April 28 2016,
Dreaded no-shows aren’t just inconvenient. They can be fatal, leaving British restaurants and pubs severely out of pocket. These figures show how serious the issue is, and what steps the industry is now taking to tackle it.
Restaurant no-shows are a MASSIVE problem for pubs and restaurants. In an industry where profit margins can sometimes be quite low, once a few bookings fail to materialise, you are probably looking at a loss for the evening.
One restaurateur explains how no-shows can decimate the bottom line:
...we don't make any profit for the night. We only have 60-65 seats, so if 10-12 people don't show up, the profit gets thrown out the window"
Joel Best, Sydney Morning Herald
These figures show just how big the issue is, and how some restaurants and pubs are beginning to fight back.
On average, 20% of diners fail to turn up for their reservations in big cities, according to an in-depth study on restaurant no-shows.
This may be down to many factors, including the high level of competition and consumer choice, and a casual attitude towards booking commitments.

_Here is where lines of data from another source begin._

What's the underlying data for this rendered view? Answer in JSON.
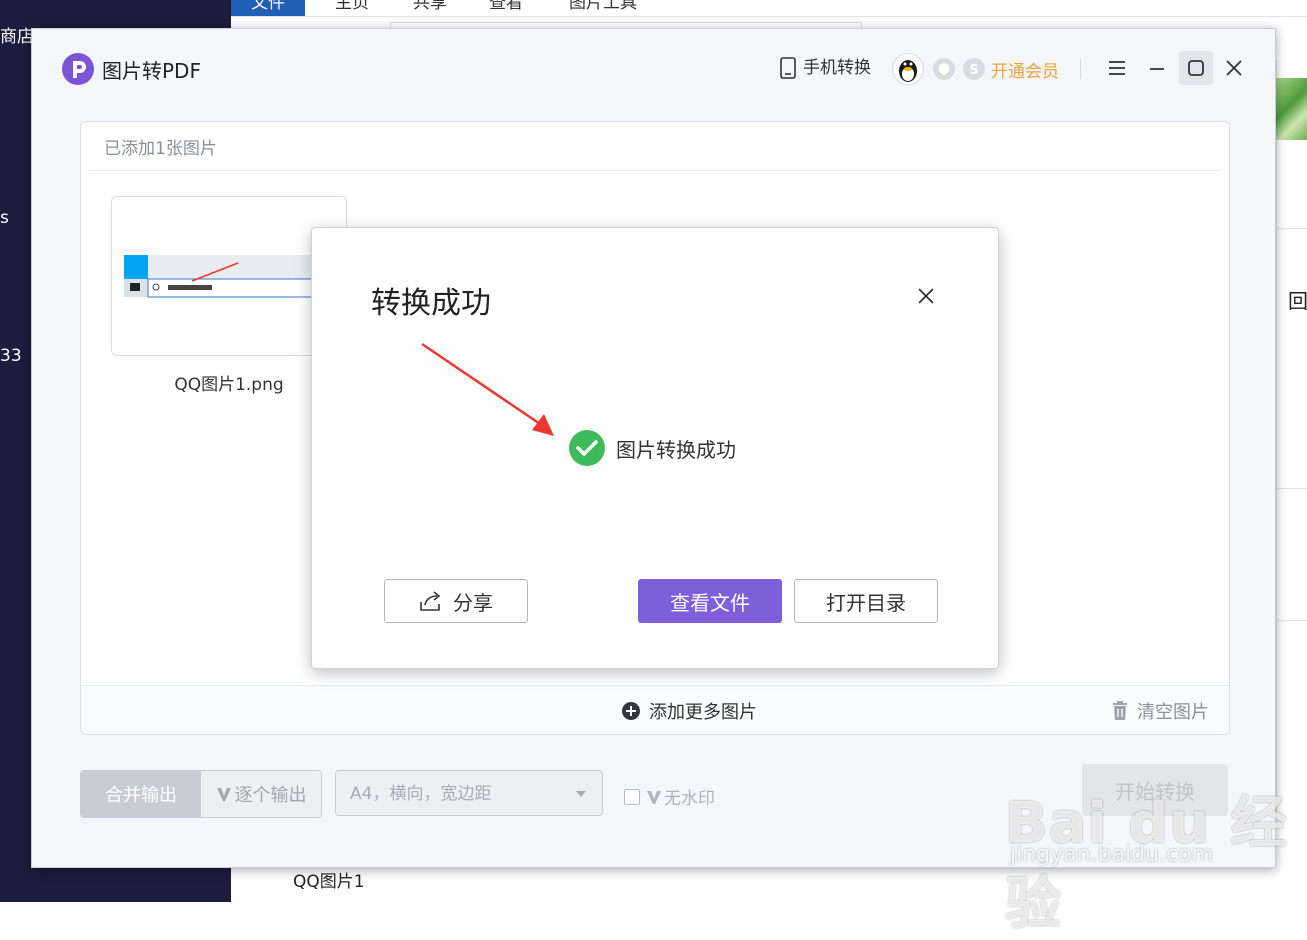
{
  "desktop": {
    "left_texts": [
      "商店",
      "s",
      "33"
    ],
    "host_tabs": [
      "文件",
      "主页",
      "共享",
      "查看",
      "图片工具"
    ],
    "host_side_text": "回",
    "host_caption": "QQ图片1"
  },
  "app": {
    "title": "图片转PDF",
    "header": {
      "phone_convert": "手机转换",
      "vip": "开通会员"
    },
    "panel": {
      "header": "已添加1张图片",
      "file_name": "QQ图片1.png",
      "add_more": "添加更多图片",
      "clear": "清空图片"
    },
    "controls": {
      "merge_output": "合并输出",
      "single_output": "逐个输出",
      "paper_option": "A4，横向，宽边距",
      "no_watermark": "无水印",
      "start": "开始转换"
    }
  },
  "modal": {
    "title": "转换成功",
    "message": "图片转换成功",
    "share": "分享",
    "view_file": "查看文件",
    "open_dir": "打开目录"
  },
  "watermark": {
    "main": "Bai du 经验",
    "sub": "jingyan.baidu.com"
  },
  "colors": {
    "accent": "#7d5fd9",
    "success": "#3dbb5b",
    "vip": "#e8a33d",
    "arrow": "#e8382f"
  },
  "icons": [
    "phone-icon",
    "avatar",
    "shield-icon",
    "coin-icon",
    "menu-icon",
    "minimize-icon",
    "maximize-icon",
    "close-icon",
    "check-circle-icon",
    "share-icon",
    "plus-circle-icon",
    "trash-icon"
  ]
}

Most shocking of all are anecdotal reports of people routinely booking multiple venues in advance to avoid disappointment, before making a last-minute decision on the night.
A 2015 survey by a restaurant booking system put at £16bn the amount British restaurants are losing out on annually due to no-shows.
As every manager knows, the pub or restaurant incurs costs whether the customer shows up or not, with staffing and overheads biting into the bottom line.
So says the National Restaurant Association of America, which has published a brief guide to combatting no-shows.
The organisation (sorry, organization) advises clear communication of your reservations policy, as well as dropping a courtesy call reminder to the customer the day before.
They also recommend email confirmations, as a written reminder. These should be sent automatically to the customer as part of any online or tech-based restaurant booking system.
In a recent poll of UK restaurants it was found that 42% were already taking and holding pre-paid deposits, to help insulate them against the cost of no-shows. Christmas Day and Mother’s Day are prime examples, but the operational challenges this tactic presents can’t be ignored.
Even so, restaurants requiring credit card details for reservations has become relatively widespread at the higher end of the market, and casual dining restaurants and pubs are starting to consider the idea.
The same survey asked pub and restaurant managers about late cancellation, less of a bugbear than no-shows but still a significant cause of loss.
32% of the business representatives agreed that ‘most guests would understand the need to hold a deposit or credit card details,’ to compensate the venue against late cancellation.
Cancelling on Gordon Ramsay might leave you spluttering The F-word. Unless diners give a full 48 hours notice they lose £100 when cancelling lunch, and a whopping £150 on dinner bookings.
Another extreme example is the trend of naming, shaming and even banning customers who fail to turn up for bookings. Restaurants around the world, from Australia to America, have been known to resort to this tactic.
While probably cathartic, this approach has the obvious effect of undermining customer goodwill. Instead, taking credit card details and implementing a reasonable late cancellation fee may be a better way to go.
Here’s a revolutionary solution to the restaurant no-show problem: take payment up-front.
A number of restaurants in the USA started doing just that, redefining the dining out experience as a ticketed event - like a trip to the theatre or a sporting fixture.
Alinea and Next are the Chicago restaurants credited with pioneering the concept. Since 2011 the two venues have racked up $20 million (£13.7 mn) in prepaid bookings.
Now UK restaurants like London’s The Clove Club are rolling out a similar system. Cancellations mean the customer loses their fee, but the venue isn’t left out of pocket.
It’s yet to be seen whether similar no-show “fines” will catch on over here (our hunch is the UK dining public won’t have the stomach for such measures in the long run).
But what is clear is that pubs and restaurants do need all the ideas and tools they can get to protect their investment in each service.